Sightings’ latest effort Through the Panama comes as a bridge between Wolf Eyes-like feedback wails and the droning avant-pop of Liars. Suffice to say, it’s a truly bizarre piece of art, though one that’s thoroughly interesting and often sublime. Within the liner notes of this Andrew W. K. produced album (nothing here resembles “Party Hard” in the slightest), Richard Hoffman, Jonathan Locke and Mark Morgan are billed as playing bass, drums, and guitar/piano, respectively. He who can determine which sound is which on this buzzing, hissing ten-track Thunderdome has a much better trained ear than I, because nothing resembles its original source through the walls of distortion and feedback. That said, it sounds much cooler.
With “A Rest,” the trio begins with a tribal rumble, one obscured by robotic bees and crackling infernos. “Debt Depths,” meanwhile, is almost catchy in its fuzzy pagan punk stomp. The group’s reading of Scott Walker’s “The Electrician” is adequately disturbing, particularly given how unsettling Walker’s own music is of late (which is to say, more so than any noise band’s). Of all the tracks most likely to live up to its name, “The Most Real of Hells” is the one that truly succeeds, with any semblance of civility and form being shot directly to the titular depths. Even with the most difficult tracks there, there is still a very loose order. These are songs, after all, with shapes and arrangements just like any other, just a lot noisier. Noise, after all, isn’t always just noise.

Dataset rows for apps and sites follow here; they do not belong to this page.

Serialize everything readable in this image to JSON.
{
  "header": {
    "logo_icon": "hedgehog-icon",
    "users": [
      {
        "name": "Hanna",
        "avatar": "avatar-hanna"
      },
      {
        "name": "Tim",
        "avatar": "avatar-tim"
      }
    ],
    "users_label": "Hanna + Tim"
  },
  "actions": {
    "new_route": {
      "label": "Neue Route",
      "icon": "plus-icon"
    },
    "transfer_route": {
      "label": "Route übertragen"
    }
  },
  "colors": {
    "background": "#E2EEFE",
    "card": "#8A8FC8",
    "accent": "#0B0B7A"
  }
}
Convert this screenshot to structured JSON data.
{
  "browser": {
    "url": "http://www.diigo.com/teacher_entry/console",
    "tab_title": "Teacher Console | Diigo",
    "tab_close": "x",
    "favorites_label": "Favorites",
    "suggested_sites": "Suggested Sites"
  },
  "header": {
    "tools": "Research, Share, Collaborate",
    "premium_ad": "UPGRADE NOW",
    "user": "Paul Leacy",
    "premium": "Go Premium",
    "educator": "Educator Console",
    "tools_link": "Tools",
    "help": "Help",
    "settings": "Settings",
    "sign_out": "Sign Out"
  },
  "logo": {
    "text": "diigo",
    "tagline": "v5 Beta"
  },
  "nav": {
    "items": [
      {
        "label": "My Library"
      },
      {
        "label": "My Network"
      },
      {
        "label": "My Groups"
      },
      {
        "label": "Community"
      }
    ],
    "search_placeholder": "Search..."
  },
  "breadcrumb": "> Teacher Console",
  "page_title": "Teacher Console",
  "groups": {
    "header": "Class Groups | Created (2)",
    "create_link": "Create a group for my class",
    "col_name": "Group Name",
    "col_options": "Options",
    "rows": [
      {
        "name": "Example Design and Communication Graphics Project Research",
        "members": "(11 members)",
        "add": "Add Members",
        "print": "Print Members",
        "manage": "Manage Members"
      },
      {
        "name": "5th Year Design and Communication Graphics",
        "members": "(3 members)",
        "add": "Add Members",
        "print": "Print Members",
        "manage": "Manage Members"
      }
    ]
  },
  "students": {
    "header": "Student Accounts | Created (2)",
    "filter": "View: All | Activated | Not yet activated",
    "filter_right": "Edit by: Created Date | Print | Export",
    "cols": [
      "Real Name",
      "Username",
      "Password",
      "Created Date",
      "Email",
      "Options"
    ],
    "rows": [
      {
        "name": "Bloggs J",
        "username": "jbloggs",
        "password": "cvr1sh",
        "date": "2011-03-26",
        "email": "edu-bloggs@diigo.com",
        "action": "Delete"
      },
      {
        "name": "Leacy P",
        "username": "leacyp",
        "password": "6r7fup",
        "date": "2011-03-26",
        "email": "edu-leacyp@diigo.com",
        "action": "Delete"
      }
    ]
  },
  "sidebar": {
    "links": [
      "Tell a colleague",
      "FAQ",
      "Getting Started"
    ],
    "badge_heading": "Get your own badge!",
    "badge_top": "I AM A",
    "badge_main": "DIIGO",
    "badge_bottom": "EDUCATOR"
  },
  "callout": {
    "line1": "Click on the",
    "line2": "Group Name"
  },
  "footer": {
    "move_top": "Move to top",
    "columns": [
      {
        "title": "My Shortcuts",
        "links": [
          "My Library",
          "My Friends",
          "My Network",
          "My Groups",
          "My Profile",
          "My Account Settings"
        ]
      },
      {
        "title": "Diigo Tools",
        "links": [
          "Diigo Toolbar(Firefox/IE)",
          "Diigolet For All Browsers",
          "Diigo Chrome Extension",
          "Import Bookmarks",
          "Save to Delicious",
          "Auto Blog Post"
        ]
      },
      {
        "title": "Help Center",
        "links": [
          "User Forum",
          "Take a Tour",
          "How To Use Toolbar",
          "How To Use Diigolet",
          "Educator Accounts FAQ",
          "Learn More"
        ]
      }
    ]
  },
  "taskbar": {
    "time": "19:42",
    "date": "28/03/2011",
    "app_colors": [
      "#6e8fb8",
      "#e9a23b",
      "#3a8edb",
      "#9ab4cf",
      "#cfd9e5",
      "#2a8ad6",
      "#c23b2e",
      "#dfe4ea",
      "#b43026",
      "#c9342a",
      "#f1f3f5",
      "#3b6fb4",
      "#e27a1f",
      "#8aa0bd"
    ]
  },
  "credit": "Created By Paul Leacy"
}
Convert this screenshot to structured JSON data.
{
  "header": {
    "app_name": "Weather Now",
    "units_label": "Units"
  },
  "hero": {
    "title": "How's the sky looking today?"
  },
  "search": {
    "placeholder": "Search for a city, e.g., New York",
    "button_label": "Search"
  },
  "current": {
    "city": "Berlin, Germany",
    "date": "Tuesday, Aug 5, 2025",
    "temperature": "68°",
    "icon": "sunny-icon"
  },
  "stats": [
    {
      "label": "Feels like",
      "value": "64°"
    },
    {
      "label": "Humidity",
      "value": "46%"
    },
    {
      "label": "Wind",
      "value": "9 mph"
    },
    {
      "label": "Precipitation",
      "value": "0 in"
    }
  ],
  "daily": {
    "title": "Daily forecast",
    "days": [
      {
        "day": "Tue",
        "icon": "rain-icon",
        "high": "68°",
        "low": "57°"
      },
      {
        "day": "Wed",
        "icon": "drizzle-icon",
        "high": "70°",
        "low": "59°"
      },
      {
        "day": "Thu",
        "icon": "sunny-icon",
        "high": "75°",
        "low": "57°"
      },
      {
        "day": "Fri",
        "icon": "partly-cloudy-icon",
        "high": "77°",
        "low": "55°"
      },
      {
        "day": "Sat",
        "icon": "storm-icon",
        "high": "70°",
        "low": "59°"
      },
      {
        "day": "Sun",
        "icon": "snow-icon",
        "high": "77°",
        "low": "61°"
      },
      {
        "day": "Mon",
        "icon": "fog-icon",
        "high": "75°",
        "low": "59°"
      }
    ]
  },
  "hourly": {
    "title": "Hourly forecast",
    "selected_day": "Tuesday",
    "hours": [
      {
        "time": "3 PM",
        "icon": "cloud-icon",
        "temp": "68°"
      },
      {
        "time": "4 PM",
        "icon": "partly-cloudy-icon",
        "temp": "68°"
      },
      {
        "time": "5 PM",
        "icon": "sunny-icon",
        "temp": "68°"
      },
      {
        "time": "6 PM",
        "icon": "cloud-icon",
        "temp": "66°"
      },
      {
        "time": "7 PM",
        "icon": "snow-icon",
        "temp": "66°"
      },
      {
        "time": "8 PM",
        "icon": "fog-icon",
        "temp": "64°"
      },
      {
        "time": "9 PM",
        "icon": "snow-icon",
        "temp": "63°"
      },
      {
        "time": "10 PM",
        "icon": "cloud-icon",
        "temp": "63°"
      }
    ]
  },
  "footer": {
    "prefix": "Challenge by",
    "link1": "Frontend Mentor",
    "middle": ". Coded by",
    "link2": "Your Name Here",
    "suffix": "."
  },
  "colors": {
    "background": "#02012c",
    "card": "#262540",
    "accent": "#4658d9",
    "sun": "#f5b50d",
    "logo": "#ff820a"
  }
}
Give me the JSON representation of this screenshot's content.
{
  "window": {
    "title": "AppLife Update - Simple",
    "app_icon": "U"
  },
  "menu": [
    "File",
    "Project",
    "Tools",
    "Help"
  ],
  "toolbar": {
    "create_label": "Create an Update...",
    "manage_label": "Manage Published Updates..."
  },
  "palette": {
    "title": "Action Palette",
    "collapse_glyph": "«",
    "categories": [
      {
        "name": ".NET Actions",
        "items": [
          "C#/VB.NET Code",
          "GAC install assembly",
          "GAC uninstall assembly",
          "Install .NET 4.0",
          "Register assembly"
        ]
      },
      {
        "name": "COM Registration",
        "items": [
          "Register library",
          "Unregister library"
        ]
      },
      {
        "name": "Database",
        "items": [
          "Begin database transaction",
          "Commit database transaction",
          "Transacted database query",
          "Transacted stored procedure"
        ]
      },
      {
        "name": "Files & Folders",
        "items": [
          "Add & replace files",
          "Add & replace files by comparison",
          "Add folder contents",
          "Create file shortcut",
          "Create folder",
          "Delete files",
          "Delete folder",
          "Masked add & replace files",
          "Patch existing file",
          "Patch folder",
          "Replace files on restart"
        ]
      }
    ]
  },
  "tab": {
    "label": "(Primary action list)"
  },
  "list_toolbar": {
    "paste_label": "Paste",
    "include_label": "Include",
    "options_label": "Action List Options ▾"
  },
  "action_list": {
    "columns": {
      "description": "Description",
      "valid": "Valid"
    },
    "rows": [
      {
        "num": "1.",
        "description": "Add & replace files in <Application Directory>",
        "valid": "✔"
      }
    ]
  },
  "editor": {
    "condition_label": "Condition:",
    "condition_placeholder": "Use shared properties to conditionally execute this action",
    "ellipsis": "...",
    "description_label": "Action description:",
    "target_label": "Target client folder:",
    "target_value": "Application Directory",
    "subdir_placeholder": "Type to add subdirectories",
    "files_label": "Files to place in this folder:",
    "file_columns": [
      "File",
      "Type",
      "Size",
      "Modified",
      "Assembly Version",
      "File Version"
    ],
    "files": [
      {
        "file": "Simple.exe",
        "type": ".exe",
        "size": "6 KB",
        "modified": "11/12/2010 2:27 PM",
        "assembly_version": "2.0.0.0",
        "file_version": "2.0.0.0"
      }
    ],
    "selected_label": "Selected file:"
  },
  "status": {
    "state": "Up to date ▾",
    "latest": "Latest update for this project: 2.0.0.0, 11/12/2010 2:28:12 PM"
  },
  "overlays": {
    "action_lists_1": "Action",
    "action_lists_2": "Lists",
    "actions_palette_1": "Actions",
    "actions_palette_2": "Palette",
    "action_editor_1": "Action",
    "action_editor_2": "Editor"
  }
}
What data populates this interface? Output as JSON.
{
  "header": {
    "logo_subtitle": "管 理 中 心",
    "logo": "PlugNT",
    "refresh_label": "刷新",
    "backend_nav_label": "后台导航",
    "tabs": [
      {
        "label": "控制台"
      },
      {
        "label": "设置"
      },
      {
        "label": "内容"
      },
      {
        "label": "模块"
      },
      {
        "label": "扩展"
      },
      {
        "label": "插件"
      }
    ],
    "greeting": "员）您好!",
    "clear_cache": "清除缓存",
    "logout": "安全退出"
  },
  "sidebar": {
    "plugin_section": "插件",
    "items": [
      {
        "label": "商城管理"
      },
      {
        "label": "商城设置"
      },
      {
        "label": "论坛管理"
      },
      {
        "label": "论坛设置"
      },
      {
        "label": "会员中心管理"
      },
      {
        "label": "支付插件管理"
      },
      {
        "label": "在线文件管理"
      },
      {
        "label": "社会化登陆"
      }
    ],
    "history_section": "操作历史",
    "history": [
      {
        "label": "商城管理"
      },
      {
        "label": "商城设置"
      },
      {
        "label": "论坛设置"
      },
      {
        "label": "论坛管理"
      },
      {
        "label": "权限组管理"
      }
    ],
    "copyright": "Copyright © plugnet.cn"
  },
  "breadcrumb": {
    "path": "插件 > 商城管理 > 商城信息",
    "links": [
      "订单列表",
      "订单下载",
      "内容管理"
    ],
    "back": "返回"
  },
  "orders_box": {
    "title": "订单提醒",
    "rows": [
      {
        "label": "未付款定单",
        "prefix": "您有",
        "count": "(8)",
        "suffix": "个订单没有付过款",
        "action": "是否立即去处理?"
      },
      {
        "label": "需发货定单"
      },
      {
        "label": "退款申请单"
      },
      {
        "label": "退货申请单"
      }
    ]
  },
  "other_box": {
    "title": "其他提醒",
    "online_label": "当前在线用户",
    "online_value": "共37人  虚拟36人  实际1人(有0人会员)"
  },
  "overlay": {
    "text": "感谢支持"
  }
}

Jeff Terich is the founder and editor of Treble. He's been writing about music for 20 years and has been published at American Songwriter, Bandcamp Daily, Reverb, Spin, Stereogum, uDiscoverMusic, VinylMePlease and some others that he's forgetting right now. He's still not tired of it.